Governments disrupting trade in food and agricultural products

  • National Newswatch

Ottawa-Governments around the world are taking actions to limit the free flow of Canadian agricultural exports and increase farmers’ cost of production and Canada needs to tackle the many challenges that causes, says Cam Dahl, General Manager of Manitoba Pork and Chair of the Agri-food Innovation Council.

Dealing with regulatory competitiveness has become a critical topic as access to markets around the world is being made more difficult and enhancing the competitiveness of farmers in Canada is crucial to the economic sustainability of the agrifood sector, he said. Examples include label requirements on meat sold in the U.S., which will discriminate against Canadian live animal exports, as well as regulations in individual states that spread to others such as California animal welfare regulations.

While the federal government needs to do everything in its power to counter foreign regulations that undermine the competitiveness of Canadian farmers, its own regulatory system can make the problem worse. The carbon tax is not the only policy imposing extraordinary costs on Canadian producers not faced by their competitors, Dahl said.

“Another example of a regulatory system that is draining away the competitiveness of Canadian agriculture is the approval processes for pesticides, new cropping technologies, animal health products, and animal feed ingredients, overseen by Health Canada. These regulations are long past due for reform.

“Farmers in competing countries like the U.S. have rapid access to new products and technologies, while the slow pace of the regulatory approval process in Canada can block Canadian farmers’ access to innovation. In too many cases companies bringing these new products forward do not even apply to Canada because of the cost and time involved in navigating the Canadian regulatory system.”

Dahl said he was told by an animal health company representative recently that it does business in more than 30 countries and Canada is the costliest and time-consuming country it operates in.

U.S. farmers can use Sodium Metabisulfite to remove the toxins produced by the fusarium fungus that grows on cereal grains to convert infected grains from a waste product into a valuable feed source. Canadian farmers are still waiting for approvals for it. Another product is Carvacrol, which is an essential oil derived from oregano. Scientific research shows it can improve gut health in pigs, increase appetites of young pigs that have recently been weaned, and alleviate diarrhea. “U.S. farmers can use Carvacrol, but Canadian farmers cannot.

“Preventing Canadian farmers from accessing innovations in animal health and nutrition can also stymie other national objectives, like providing alternatives to antibiotics.” he said. “Restrictions on Canadian farmers access to new innovative technologies and animal health products could be significantly reduced if Health Canada were to agree to accept the research and data that go into the approval processes in other countries with a robust regulatory approval system, like the U.S.”

This policy solution has been on the desks of multiple federal health ministers in multiple federal governments. “It is not just products approved in the U.S. before Canada that are a problem.
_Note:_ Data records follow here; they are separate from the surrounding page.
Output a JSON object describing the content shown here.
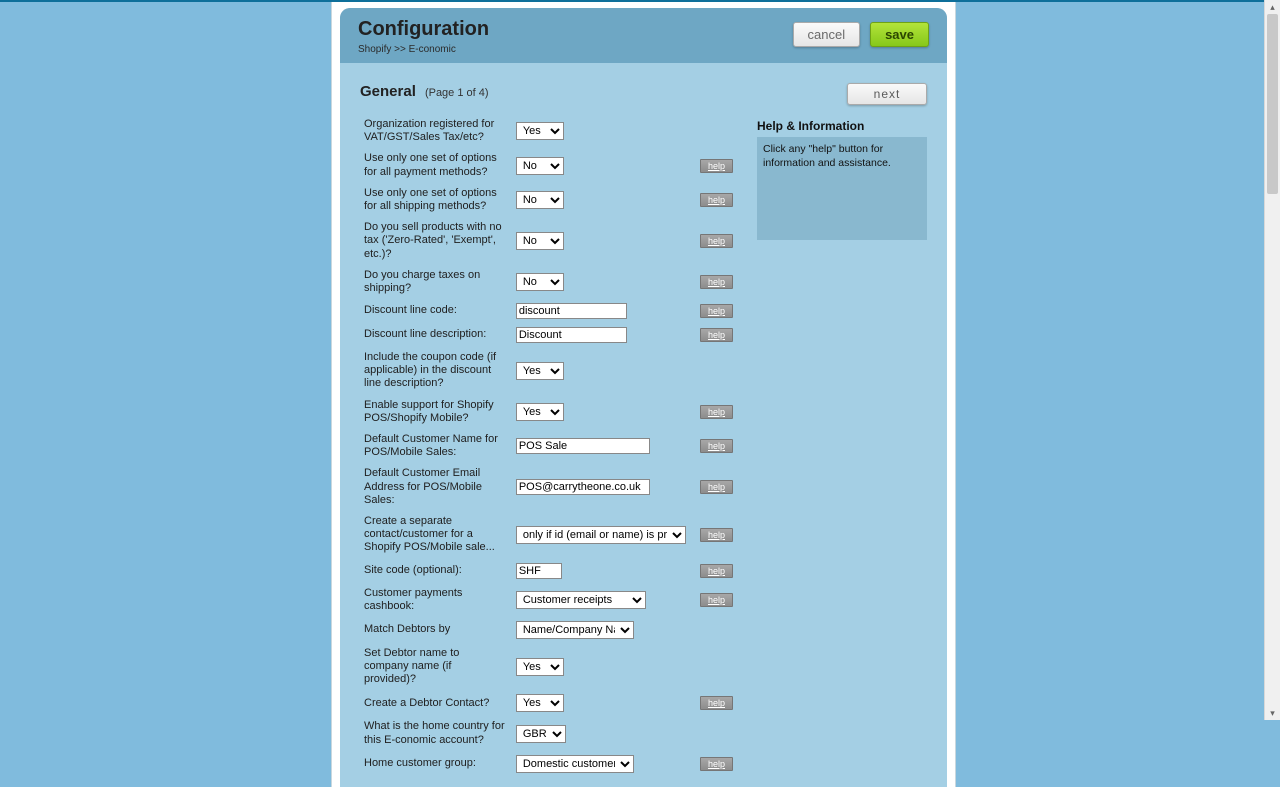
{
  "header": {
    "title": "Configuration",
    "breadcrumb": "Shopify >> E-conomic",
    "cancel": "cancel",
    "save": "save"
  },
  "section": {
    "title": "General",
    "pager": "(Page 1 of 4)",
    "next": "next"
  },
  "helpPanel": {
    "title": "Help & Information",
    "body": "Click any \"help\" button for information and assistance."
  },
  "helpLabel": "help",
  "optionsYesNo": [
    "Yes",
    "No"
  ],
  "fields": {
    "vat": {
      "label": "Organization registered for VAT/GST/Sales Tax/etc?",
      "value": "Yes",
      "help": false
    },
    "onePayment": {
      "label": "Use only one set of options for all payment methods?",
      "value": "No",
      "help": true
    },
    "oneShipping": {
      "label": "Use only one set of options for all shipping methods?",
      "value": "No",
      "help": true
    },
    "zeroRated": {
      "label": "Do you sell products with no tax ('Zero-Rated', 'Exempt', etc.)?",
      "value": "No",
      "help": true
    },
    "taxShipping": {
      "label": "Do you charge taxes on shipping?",
      "value": "No",
      "help": true
    },
    "discCode": {
      "label": "Discount line code:",
      "value": "discount",
      "help": true
    },
    "discDesc": {
      "label": "Discount line description:",
      "value": "Discount",
      "help": true
    },
    "coupon": {
      "label": "Include the coupon code (if applicable) in the discount line description?",
      "value": "Yes",
      "help": false
    },
    "pos": {
      "label": "Enable support for Shopify POS/Shopify Mobile?",
      "value": "Yes",
      "help": true
    },
    "posName": {
      "label": "Default Customer Name for POS/Mobile Sales:",
      "value": "POS Sale",
      "help": true
    },
    "posEmail": {
      "label": "Default Customer Email Address for POS/Mobile Sales:",
      "value": "POS@carrytheone.co.uk",
      "help": true
    },
    "posContact": {
      "label": "Create a separate contact/customer for a Shopify POS/Mobile sale...",
      "value": "only if id (email or name) is provided",
      "help": true
    },
    "siteCode": {
      "label": "Site code (optional):",
      "value": "SHF",
      "help": true
    },
    "cashbook": {
      "label": "Customer payments cashbook:",
      "value": "Customer receipts",
      "help": true
    },
    "matchDebtor": {
      "label": "Match Debtors by",
      "value": "Name/Company Name",
      "help": false
    },
    "debtorCompany": {
      "label": "Set Debtor name to company name (if provided)?",
      "value": "Yes",
      "help": false
    },
    "debtorContact": {
      "label": "Create a Debtor Contact?",
      "value": "Yes",
      "help": true
    },
    "homeCountry": {
      "label": "What is the home country for this E-conomic account?",
      "value": "GBR",
      "help": false
    },
    "homeGroup": {
      "label": "Home customer group:",
      "value": "Domestic customers",
      "help": true
    }
  }
}
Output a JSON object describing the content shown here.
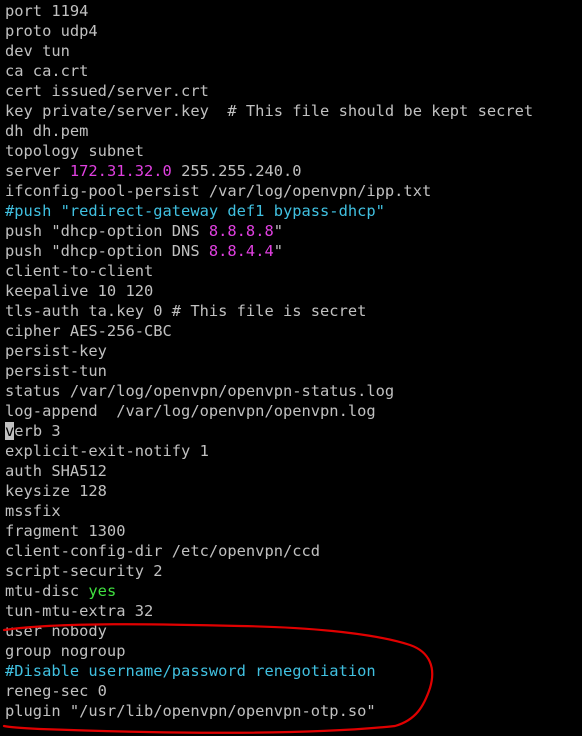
{
  "theme": {
    "background": "#000000",
    "text": "#c0c0c0",
    "number": "#e040e0",
    "comment": "#40c0e0",
    "keyword": "#40e040",
    "cursor": "#c0c0c0",
    "outline": "#e00000"
  },
  "lines": [
    [
      {
        "t": "port 1194",
        "c": "text"
      }
    ],
    [
      {
        "t": "proto udp4",
        "c": "text"
      }
    ],
    [
      {
        "t": "dev tun",
        "c": "text"
      }
    ],
    [
      {
        "t": "ca ca.crt",
        "c": "text"
      }
    ],
    [
      {
        "t": "cert issued/server.crt",
        "c": "text"
      }
    ],
    [
      {
        "t": "key private/server.key  # This file should be kept secret",
        "c": "text"
      }
    ],
    [
      {
        "t": "dh dh.pem",
        "c": "text"
      }
    ],
    [
      {
        "t": "topology subnet",
        "c": "text"
      }
    ],
    [
      {
        "t": "server ",
        "c": "text"
      },
      {
        "t": "172.31.32.0",
        "c": "number"
      },
      {
        "t": " 255.255.240.0",
        "c": "text"
      }
    ],
    [
      {
        "t": "ifconfig-pool-persist /var/log/openvpn/ipp.txt",
        "c": "text"
      }
    ],
    [
      {
        "t": "#push \"redirect-gateway def1 bypass-dhcp\"",
        "c": "comment"
      }
    ],
    [
      {
        "t": "push \"dhcp-option DNS ",
        "c": "text"
      },
      {
        "t": "8.8.8.8",
        "c": "number"
      },
      {
        "t": "\"",
        "c": "text"
      }
    ],
    [
      {
        "t": "push \"dhcp-option DNS ",
        "c": "text"
      },
      {
        "t": "8.8.4.4",
        "c": "number"
      },
      {
        "t": "\"",
        "c": "text"
      }
    ],
    [
      {
        "t": "client-to-client",
        "c": "text"
      }
    ],
    [
      {
        "t": "keepalive 10 120",
        "c": "text"
      }
    ],
    [
      {
        "t": "tls-auth ta.key 0 # This file is secret",
        "c": "text"
      }
    ],
    [
      {
        "t": "cipher AES-256-CBC",
        "c": "text"
      }
    ],
    [
      {
        "t": "persist-key",
        "c": "text"
      }
    ],
    [
      {
        "t": "persist-tun",
        "c": "text"
      }
    ],
    [
      {
        "t": "status /var/log/openvpn/openvpn-status.log",
        "c": "text"
      }
    ],
    [
      {
        "t": "log-append  /var/log/openvpn/openvpn.log",
        "c": "text"
      }
    ],
    [
      {
        "t": "v",
        "c": "cursor"
      },
      {
        "t": "erb 3",
        "c": "text"
      }
    ],
    [
      {
        "t": "explicit-exit-notify 1",
        "c": "text"
      }
    ],
    [
      {
        "t": "auth SHA512",
        "c": "text"
      }
    ],
    [
      {
        "t": "keysize 128",
        "c": "text"
      }
    ],
    [
      {
        "t": "mssfix",
        "c": "text"
      }
    ],
    [
      {
        "t": "fragment 1300",
        "c": "text"
      }
    ],
    [
      {
        "t": "client-config-dir /etc/openvpn/ccd",
        "c": "text"
      }
    ],
    [
      {
        "t": "script-security 2",
        "c": "text"
      }
    ],
    [
      {
        "t": "mtu-disc ",
        "c": "text"
      },
      {
        "t": "yes",
        "c": "keyword"
      }
    ],
    [
      {
        "t": "tun-mtu-extra 32",
        "c": "text"
      }
    ],
    [
      {
        "t": "user nobody",
        "c": "text"
      }
    ],
    [
      {
        "t": "group nogroup",
        "c": "text"
      }
    ],
    [
      {
        "t": "#Disable username/password renegotiation",
        "c": "comment"
      }
    ],
    [
      {
        "t": "reneg-sec 0",
        "c": "text"
      }
    ],
    [
      {
        "t": "plugin \"/usr/lib/openvpn/openvpn-otp.so\"",
        "c": "text"
      }
    ]
  ]
}
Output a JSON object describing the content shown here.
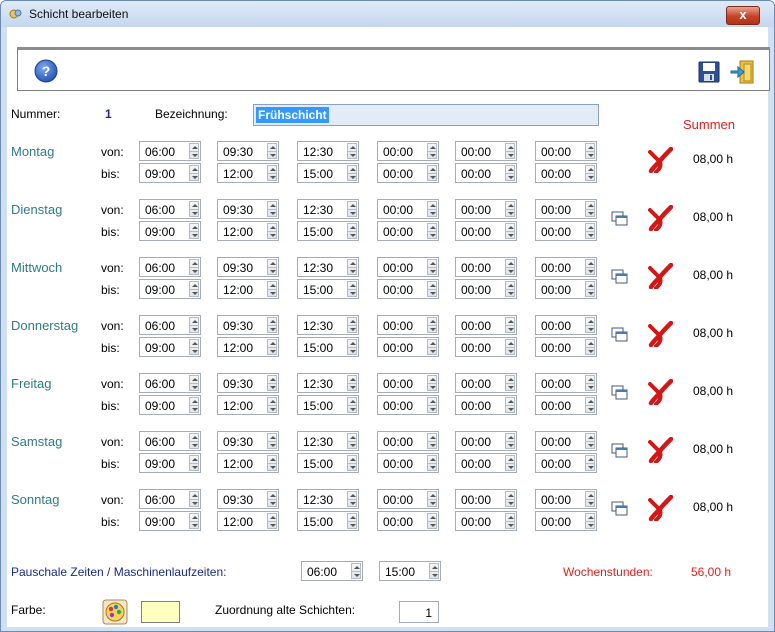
{
  "window": {
    "title": "Schicht bearbeiten",
    "close": "x"
  },
  "toolbar": {
    "help_icon": "help-icon",
    "save_icon": "save-icon",
    "exit_icon": "exit-icon"
  },
  "header": {
    "nummer_label": "Nummer:",
    "nummer_value": "1",
    "bezeichnung_label": "Bezeichnung:",
    "bezeichnung_value": "Frühschicht",
    "summen_label": "Summen"
  },
  "labels": {
    "von": "von:",
    "bis": "bis:"
  },
  "days": [
    {
      "name": "Montag",
      "von": [
        "06:00",
        "09:30",
        "12:30",
        "00:00",
        "00:00",
        "00:00"
      ],
      "bis": [
        "09:00",
        "12:00",
        "15:00",
        "00:00",
        "00:00",
        "00:00"
      ],
      "sum": "08,00 h",
      "copy": false
    },
    {
      "name": "Dienstag",
      "von": [
        "06:00",
        "09:30",
        "12:30",
        "00:00",
        "00:00",
        "00:00"
      ],
      "bis": [
        "09:00",
        "12:00",
        "15:00",
        "00:00",
        "00:00",
        "00:00"
      ],
      "sum": "08,00 h",
      "copy": true
    },
    {
      "name": "Mittwoch",
      "von": [
        "06:00",
        "09:30",
        "12:30",
        "00:00",
        "00:00",
        "00:00"
      ],
      "bis": [
        "09:00",
        "12:00",
        "15:00",
        "00:00",
        "00:00",
        "00:00"
      ],
      "sum": "08,00 h",
      "copy": true
    },
    {
      "name": "Donnerstag",
      "von": [
        "06:00",
        "09:30",
        "12:30",
        "00:00",
        "00:00",
        "00:00"
      ],
      "bis": [
        "09:00",
        "12:00",
        "15:00",
        "00:00",
        "00:00",
        "00:00"
      ],
      "sum": "08,00 h",
      "copy": true
    },
    {
      "name": "Freitag",
      "von": [
        "06:00",
        "09:30",
        "12:30",
        "00:00",
        "00:00",
        "00:00"
      ],
      "bis": [
        "09:00",
        "12:00",
        "15:00",
        "00:00",
        "00:00",
        "00:00"
      ],
      "sum": "08,00 h",
      "copy": true
    },
    {
      "name": "Samstag",
      "von": [
        "06:00",
        "09:30",
        "12:30",
        "00:00",
        "00:00",
        "00:00"
      ],
      "bis": [
        "09:00",
        "12:00",
        "15:00",
        "00:00",
        "00:00",
        "00:00"
      ],
      "sum": "08,00 h",
      "copy": true
    },
    {
      "name": "Sonntag",
      "von": [
        "06:00",
        "09:30",
        "12:30",
        "00:00",
        "00:00",
        "00:00"
      ],
      "bis": [
        "09:00",
        "12:00",
        "15:00",
        "00:00",
        "00:00",
        "00:00"
      ],
      "sum": "08,00 h",
      "copy": true
    }
  ],
  "footer": {
    "pauschale_label": "Pauschale Zeiten / Maschinenlaufzeiten:",
    "pauschale_von": "06:00",
    "pauschale_bis": "15:00",
    "wochenstunden_label": "Wochenstunden:",
    "wochenstunden_value": "56,00 h",
    "farbe_label": "Farbe:",
    "farbe_value": "#ffffc0",
    "zuordnung_label": "Zuordnung alte Schichten:",
    "zuordnung_value": "1"
  },
  "colors": {
    "day_label": "#2f7c86",
    "summen": "#e02020",
    "footer_label": "#1a2a8a",
    "delete_x": "#d01818"
  }
}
Products approved in Canada but not in the U.S. are of concern because they can become trade barriers, especially in this age of rising protectionism.

“We have seen in the past that individual state governments can use the lack of harmonization as an excuse to block trade. When the North American Free Trade Agreement was first signed, Canada and the U.S. created a process, the Regulatory Cooperation Council (RCC), whose purpose is to increase North American productivity through the harmonization of regulations.”

Treasury Board President Anita Anand has recently held consultations on RCC priorities. “Removing drags on Canadian agricultural productivity and protecting our export markets by expediting approvals for products already scientifically approved by our key trading partner should be at the top of the minister’s priority list,” Dahl said.

“There is much governments can do to spur agricultural productivity and protect our export markets. Regulatory alignment with our largest trading partner should be a top priority for our regulatory and international trade agencies. That could rapidly happen if there was political will.”

This news item prepared for National Newswatch